▶ _EXERCISE PROMPT_: Every entry below has to appear again in your reply, word for word, but no picture may.

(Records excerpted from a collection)
■ ■ ■
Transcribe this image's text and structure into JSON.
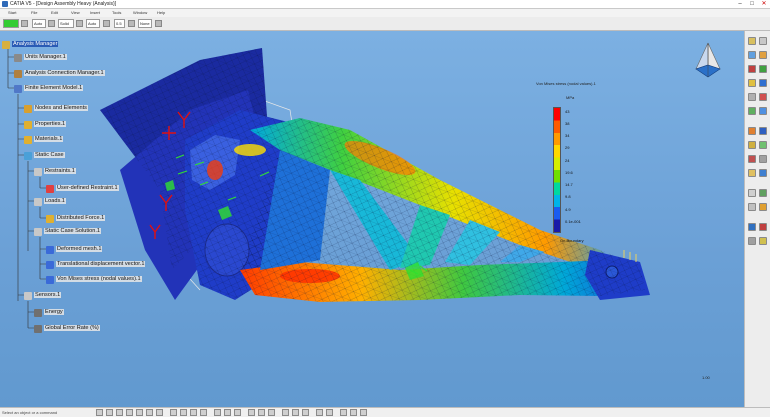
{
  "window": {
    "title": "CATIA V5 - [Design Assembly Heavy (Analysis)]",
    "controls": [
      "–",
      "□",
      "✕"
    ]
  },
  "menu": [
    "Start",
    "File",
    "Edit",
    "View",
    "Insert",
    "Tools",
    "Window",
    "Help"
  ],
  "toolbar": {
    "field1": "",
    "field2": "Auto",
    "field3": "Solid",
    "field4": "Auto",
    "field5": "0.5",
    "field6": "None"
  },
  "tree": {
    "root": "Analysis Manager",
    "units": "Units Manager.1",
    "connections": "Analysis Connection Manager.1",
    "fem": "Finite Element Model.1",
    "nodes": "Nodes and Elements",
    "properties": "Properties.1",
    "materials": "Materials.1",
    "static_case": "Static Case",
    "restraints": "Restraints.1",
    "user_restraint": "User-defined Restraint.1",
    "loads": "Loads.1",
    "force": "Distributed Force.1",
    "solution": "Static Case Solution.1",
    "mesh": "Deformed mesh.1",
    "displacement": "Translational displacement vector.1",
    "von_mises": "Von Mises stress (nodal values).1",
    "sensors": "Sensors.1",
    "energy": "Energy",
    "error_rate": "Global Error Rate (%)"
  },
  "legend": {
    "title": "Von Mises stress (nodal values).1",
    "unit": "MPa",
    "values": [
      "43",
      "38",
      "34",
      "29",
      "24",
      "19.6",
      "14.7",
      "9.8",
      "4.9",
      "0.1e-001"
    ],
    "colors": [
      "#ff0000",
      "#ff5a00",
      "#ff9a00",
      "#ffd800",
      "#d6ee00",
      "#6fe000",
      "#00d8a0",
      "#00b4e8",
      "#1a5cf0",
      "#1a1aa8"
    ],
    "note": "On Boundary"
  },
  "viewport": {
    "zoom_label": "1.00"
  },
  "status": {
    "prompt": "Select an object or a command"
  }
}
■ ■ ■
▶ _RESPONSE TO THIS EXERCISE_:
Transcribe this image's text and structure into JSON.
{
  "window": {
    "title": "CATIA V5 - [Design Assembly Heavy (Analysis)]",
    "controls": [
      "–",
      "□",
      "✕"
    ]
  },
  "menu": [
    "Start",
    "File",
    "Edit",
    "View",
    "Insert",
    "Tools",
    "Window",
    "Help"
  ],
  "toolbar": {
    "field1": "",
    "field2": "Auto",
    "field3": "Solid",
    "field4": "Auto",
    "field5": "0.5",
    "field6": "None"
  },
  "tree": {
    "root": "Analysis Manager",
    "units": "Units Manager.1",
    "connections": "Analysis Connection Manager.1",
    "fem": "Finite Element Model.1",
    "nodes": "Nodes and Elements",
    "properties": "Properties.1",
    "materials": "Materials.1",
    "static_case": "Static Case",
    "restraints": "Restraints.1",
    "user_restraint": "User-defined Restraint.1",
    "loads": "Loads.1",
    "force": "Distributed Force.1",
    "solution": "Static Case Solution.1",
    "mesh": "Deformed mesh.1",
    "displacement": "Translational displacement vector.1",
    "von_mises": "Von Mises stress (nodal values).1",
    "sensors": "Sensors.1",
    "energy": "Energy",
    "error_rate": "Global Error Rate (%)"
  },
  "legend": {
    "title": "Von Mises stress (nodal values).1",
    "unit": "MPa",
    "values": [
      "43",
      "38",
      "34",
      "29",
      "24",
      "19.6",
      "14.7",
      "9.8",
      "4.9",
      "0.1e-001"
    ],
    "colors": [
      "#ff0000",
      "#ff5a00",
      "#ff9a00",
      "#ffd800",
      "#d6ee00",
      "#6fe000",
      "#00d8a0",
      "#00b4e8",
      "#1a5cf0",
      "#1a1aa8"
    ],
    "note": "On Boundary"
  },
  "viewport": {
    "zoom_label": "1.00"
  },
  "status": {
    "prompt": "Select an object or a command"
  }
}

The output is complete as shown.